Mentoring on how to actually use a telescope is available, and there are also telescope parks where you can casually browse the universe or try to track down that elusive Triangulum Galaxy, Lagoon Nebula or Wild Duck Cluster.

When you’re ready to start your search for TRAPPIST-2, check out the resources below, as well as these general guidelines for first-time star party attendees, courtesy of Rose City Astronomers:

  • Bring warm clothing, including more than you think you will need, even in summer.
  • Avoid using white light whenever possible. Cover your flashlight with red cellophane or red tape to help protect everyone’s night vision.
  • Ask for permission before touching anyone’s viewing equipment.
  • Green laser pointers are not allowed, except by permission of the event coordinator. They present a hazard to airplanes.
  • Park with your vehicle’s headlights pointing away from the observing field.
  • Smoking and alcohol are not allowed during observing hours in the observing area.

Oregon Star Party website:

Rose City Astronomers star party page:

General astronomy resources for PDX and beyond:

Having been raised by feral pandas in the remote forests of Chengdu, China has always formed a key part of my identity. After my career as a Hong Kong film producer was derailed by tabloid journalists, I knew I had found the work that would become my life’s purpose.
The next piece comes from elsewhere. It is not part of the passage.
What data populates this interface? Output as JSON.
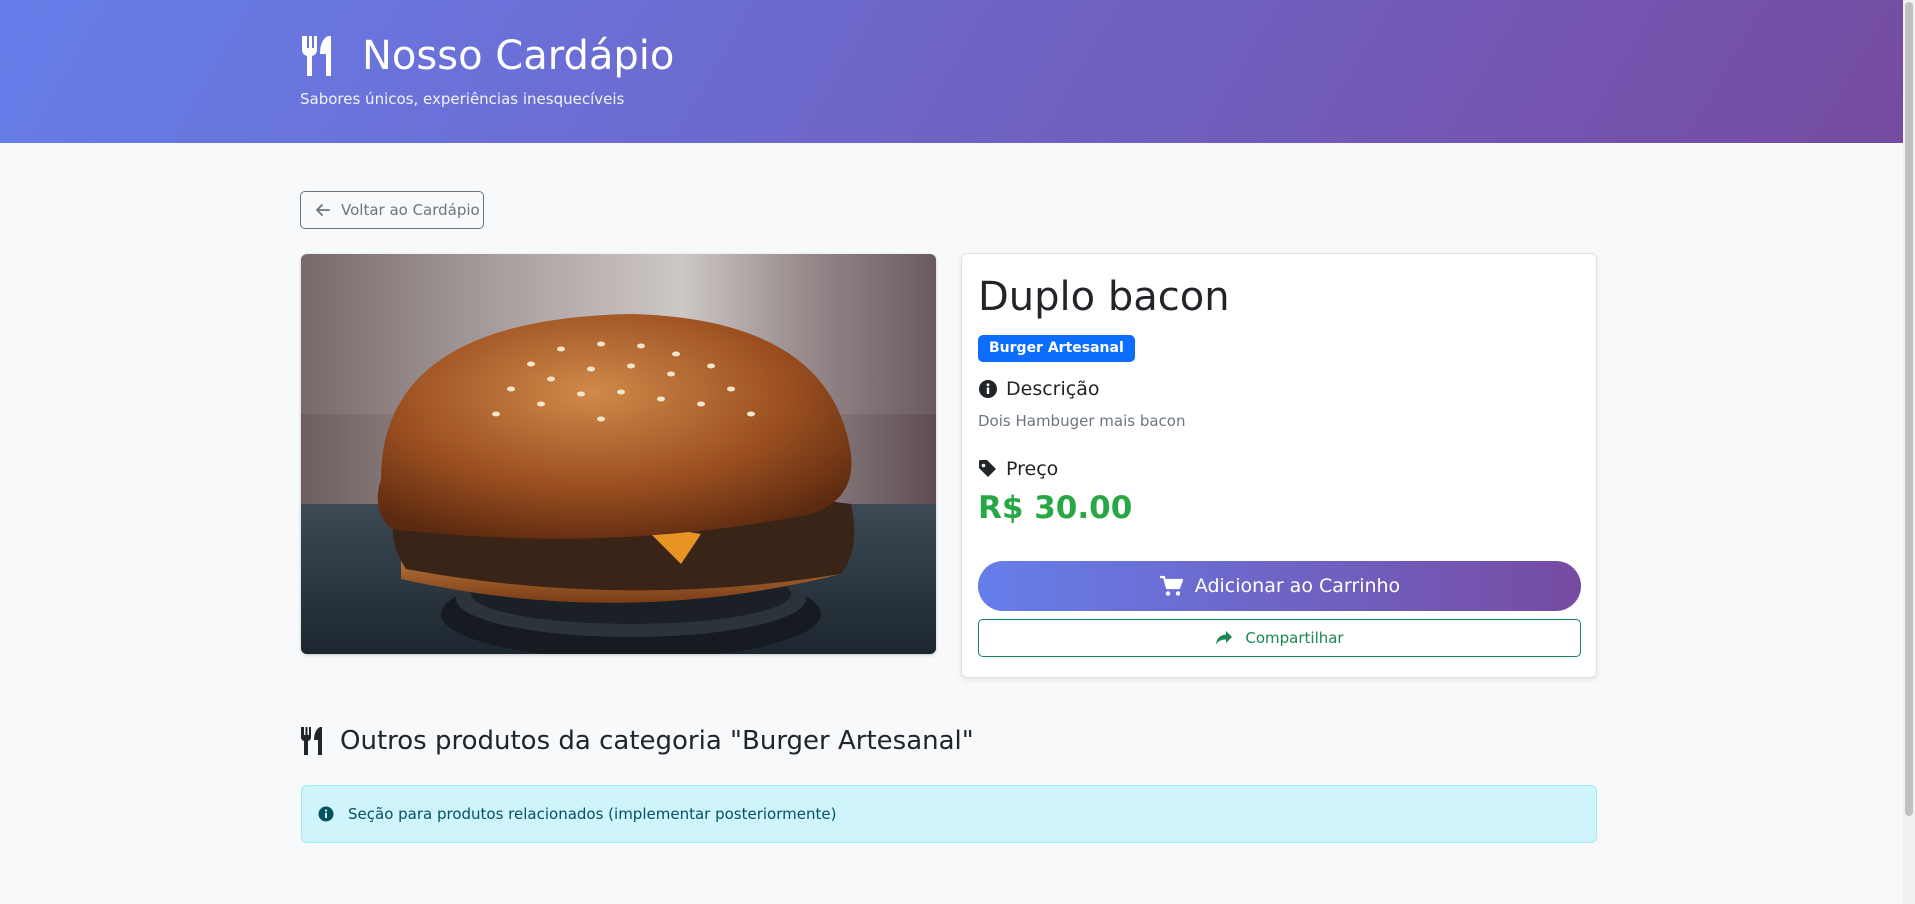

I am passionate about journalism because it allows me to step into worlds I would otherwise never know while channeling my curiosity toward serving and informing the community.